Vertical Integration Movements Within the European Cinema Exhibition Industry
Since the 1950s, various theoretical writings dealing with industrial
strategy have shown the importance, for an economic actor, of being present
at the different levels of the sector in which he exercises his core business,
upstream activities (production, and even production of raw materials)
and downstream commercialisation.
This situation, known as vertical integration, can therefore be defined
as the presence of the same group, or the same enterprise, in the activities
of production, commercialisation and sales of a given product or service.
They are a result of the decision of a firm not to use market transactions
but rather to use its own resources to achieve its objectives, as this
latter solution is considered less risky, less costly and/or easier than
In the film industry, one can talk about situations of complete vertical
integration when describing cases where enterprises or groups take part
in the activities of production, distribution and exhibition.

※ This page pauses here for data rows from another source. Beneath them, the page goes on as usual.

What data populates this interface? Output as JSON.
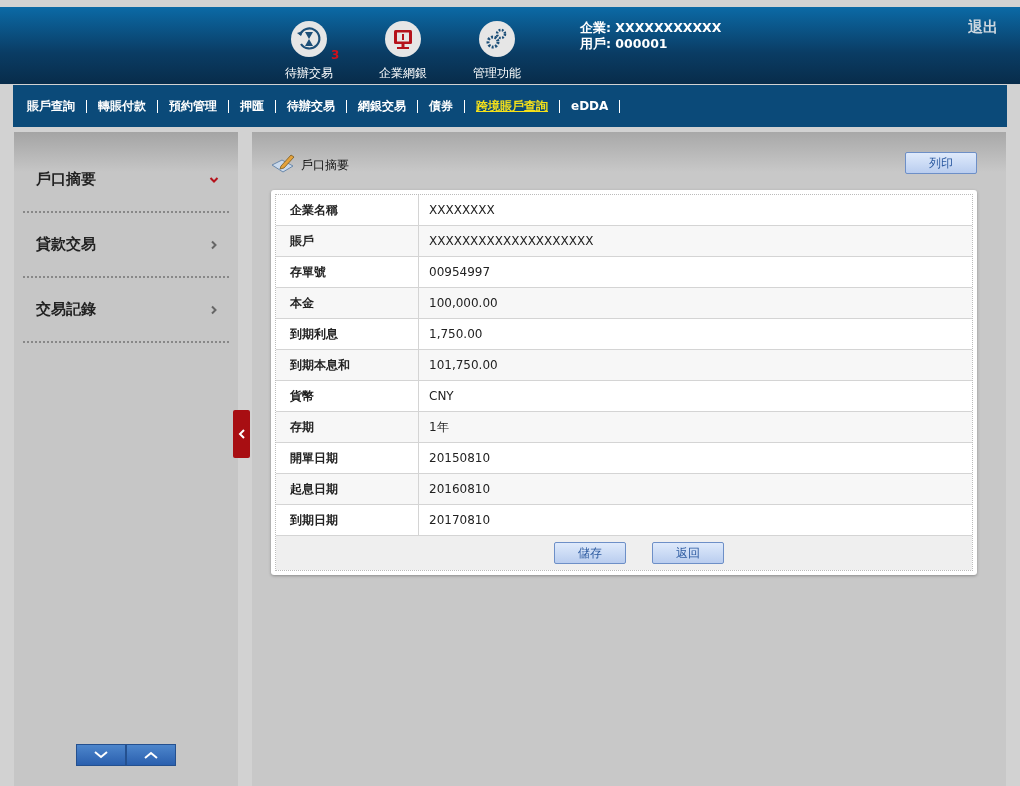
{
  "header": {
    "apps": [
      {
        "kind": "pending",
        "label": "待辦交易",
        "badge": "3"
      },
      {
        "kind": "bank",
        "label": "企業網銀"
      },
      {
        "kind": "admin",
        "label": "管理功能"
      }
    ],
    "company": "企業: XXXXXXXXXXX",
    "user": "用戶: 000001",
    "logout": "退出"
  },
  "nav": [
    {
      "label": "賬戶查詢",
      "selected": false
    },
    {
      "label": "轉賬付款",
      "selected": false
    },
    {
      "label": "預約管理",
      "selected": false
    },
    {
      "label": "押匯",
      "selected": false
    },
    {
      "label": "待辦交易",
      "selected": false
    },
    {
      "label": "網銀交易",
      "selected": false
    },
    {
      "label": "債券",
      "selected": false
    },
    {
      "label": "跨境賬戶查詢",
      "selected": true
    },
    {
      "label": "eDDA",
      "selected": false
    }
  ],
  "sidebar": {
    "items": [
      {
        "label": "戶口摘要",
        "expanded": true
      },
      {
        "label": "貸款交易",
        "expanded": false
      },
      {
        "label": "交易記錄",
        "expanded": false
      }
    ]
  },
  "main": {
    "title": "戶口摘要",
    "print_button": "列印",
    "rows": [
      {
        "label": "企業名稱",
        "value": "XXXXXXXX"
      },
      {
        "label": "賬戶",
        "value": "XXXXXXXXXXXXXXXXXXXX"
      },
      {
        "label": "存單號",
        "value": "00954997"
      },
      {
        "label": "本金",
        "value": "100,000.00"
      },
      {
        "label": "到期利息",
        "value": "1,750.00"
      },
      {
        "label": "到期本息和",
        "value": "101,750.00"
      },
      {
        "label": "貨幣",
        "value": "CNY"
      },
      {
        "label": "存期",
        "value": "1年"
      },
      {
        "label": "開單日期",
        "value": "20150810"
      },
      {
        "label": "起息日期",
        "value": "20160810"
      },
      {
        "label": "到期日期",
        "value": "20170810"
      }
    ],
    "buttons": [
      "儲存",
      "返回"
    ]
  }
}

For our purposes,
we will also be considering as integrated structures which "only" combine
the activities of distribution and exhibition.
From this point of view, we consider that the film constitutes the
principal "input" of exhibition activity. However, even if it is the essential
element for this activity, it is not the only one: exhibition activity
also has recourse to other goods and services which can also be the object
of vertical integration initiatives. The Kinepolis group, for example,
alongside its exhibition activities, also has at its disposal a department
specialising in the distribution and maintenance of cinema equipment (projectors,
etc.) and an engineering and consultancy subsidiary. These strategic practices
remind us that, at the beginning of the century, cinema throughout the
world was dominated by integrated structures, controlling even the production
of materials. Such practices are marginal today. Although they are interesting,
it is beyond the scope of this analysis to consider them in depth, insofar
as they represent instances of diversification, rather than of a shift
On the other hand, we will look in some detail at downstream integration
- along the value chain upstream is the sector which sells, downstream
is that which buys - and at upstream integration, that is, exhibitors who
move up the chain in order to get a footing in the distribution market.
The dangers of vertical integration movements
Whatever sector one is dealing with, vertical integration strategies
are frequently vigilantly watched by the public authorities, who fear the
appearance of discriminatory practices - and therefore not optimal behaviour
- between the players within the sector. In cases of "complete" vertical
integration, the totality of "production" of the upstream company is absorbed
by the downstream firm, and it does not sell any output on the "open market",
while the downstream firm deals with the upstream company, and it alone.
Both companies then renounce the "open market" for the supply and sale
of their production.
In the cinema sector, the equivalent of this is that a company owns
or controls a cinema circuit and a distribution structure, and that the
group programmes the cinemas exclusively with films which are distributed
by the distribution unit of the group, and in which the latter unit only
offers prints to the cinemas belonging to the parent group.
This seems unlikely: this situation requires that the distributor has
at his disposal a cinema in each local market, which does not occur: it
seems limited in practice to a few alternative structures, in the art-house
and experimental sector, where the market potential is limited, in each
country, to the capital and a few important towns. It is therefore more
relevant to consider cases of "incomplete" or "compartmented" integration.
The principle of reciprocal exclusivity is then no longer applied.
However, in the cinema sector, such situations of "incomplete" integration
can still be sufficient to complicate, in one market or another, independent
(non-integrated) exhibitors' access to films.
In the United States, the authorities are - or rather have been - particularly
concerned to limit vertical integration strategies. Since the Consent Degree
of 1948 and according to the anti-trust legislation, the Majors are not
allowed to intervene in the exhibition sector(12).
This prohibition, reinforced by anti-trust legislation, is, however, only
applicable within the American internal market, and does not concern any
of the majors' foreign activity - particularly that in Europe.
Throughout Europe, there is not one example of a country which has
imposed comparable regulatory obstacles to those existing in the United
States. This is, undoubtedly, one of the reasons for the presence of the
leading US groups as exhibitors in the Old World.
This report aims therefore to identify trends towards vertical integration
in the European exhibition sector, to assess their significance and to
evaluate their repercussions.
It also seeks to show a dozen players whom it does not seem exaggerated
to describe as "integrated structures".
regulations are weakening at present: the shareholders of several studios
also have interests in exhibition. Thus Sony, owner of Columbia, also owns
the Loews network, with over 1,000 screens already. Another example is
Viacom, who are in the process of bidding for control of Paramount, in
a friendly takeover, and who also own a cinema circuit.